What the task asks> From the entries, filter out every line that lacks "username" and copy the rest.

Records for the task>
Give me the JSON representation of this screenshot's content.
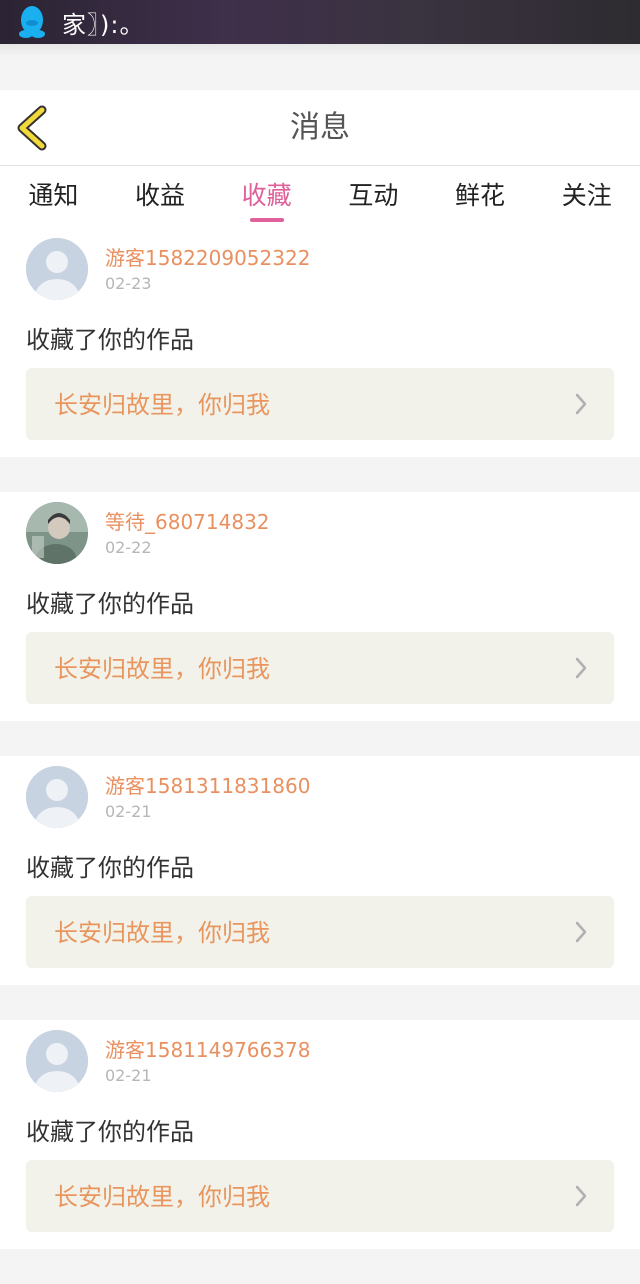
{
  "status_bar": {
    "text": "家〗):。"
  },
  "header": {
    "title": "消息"
  },
  "tabs": [
    {
      "label": "通知"
    },
    {
      "label": "收益"
    },
    {
      "label": "收藏"
    },
    {
      "label": "互动"
    },
    {
      "label": "鲜花"
    },
    {
      "label": "关注"
    }
  ],
  "active_tab": "收藏",
  "colors": {
    "accent": "#e0609a",
    "username": "#e89060",
    "work_title": "#e8965e",
    "work_box_bg": "#f2f2ea"
  },
  "feed": [
    {
      "username": "游客1582209052322",
      "date": "02-23",
      "action": "收藏了你的作品",
      "work_title": "长安归故里，你归我",
      "avatar": "default-avatar"
    },
    {
      "username": "等待_680714832",
      "date": "02-22",
      "action": "收藏了你的作品",
      "work_title": "长安归故里，你归我",
      "avatar": "photo-avatar"
    },
    {
      "username": "游客1581311831860",
      "date": "02-21",
      "action": "收藏了你的作品",
      "work_title": "长安归故里，你归我",
      "avatar": "default-avatar"
    },
    {
      "username": "游客1581149766378",
      "date": "02-21",
      "action": "收藏了你的作品",
      "work_title": "长安归故里，你归我",
      "avatar": "default-avatar"
    }
  ]
}
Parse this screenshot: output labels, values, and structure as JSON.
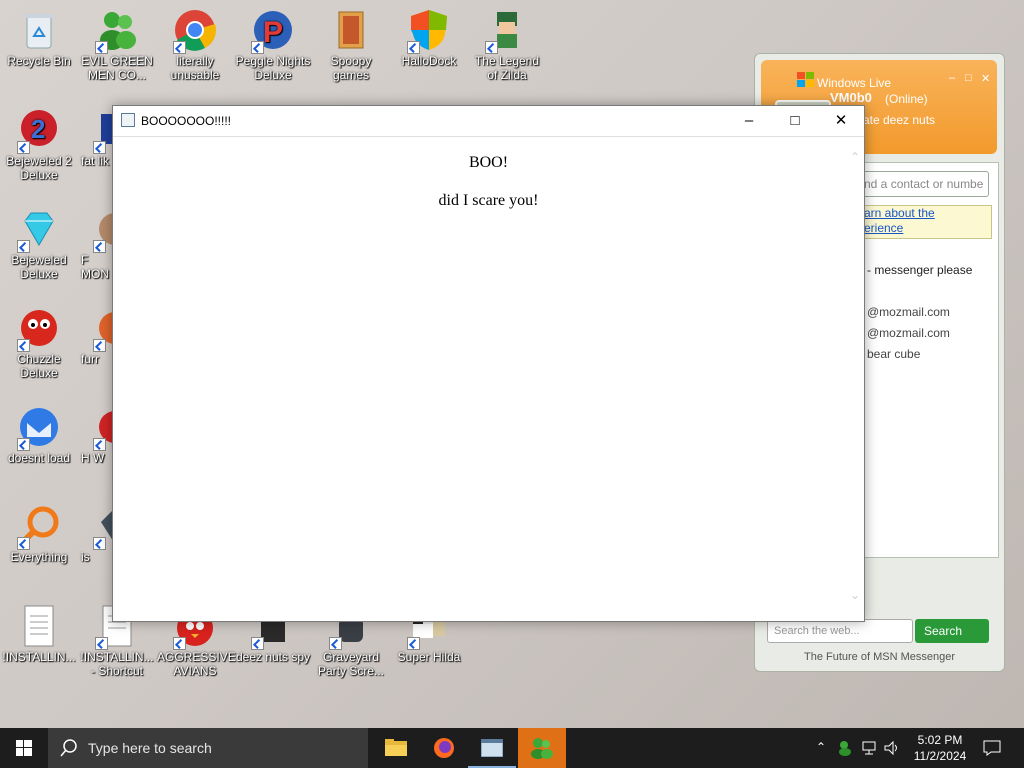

Exercise solution>
    "username": "#e89060",
      "username": "游客1582209052322",
      "username": "等待_680714832",
      "username": "游客1581311831860",
      "username": "游客1581149766378",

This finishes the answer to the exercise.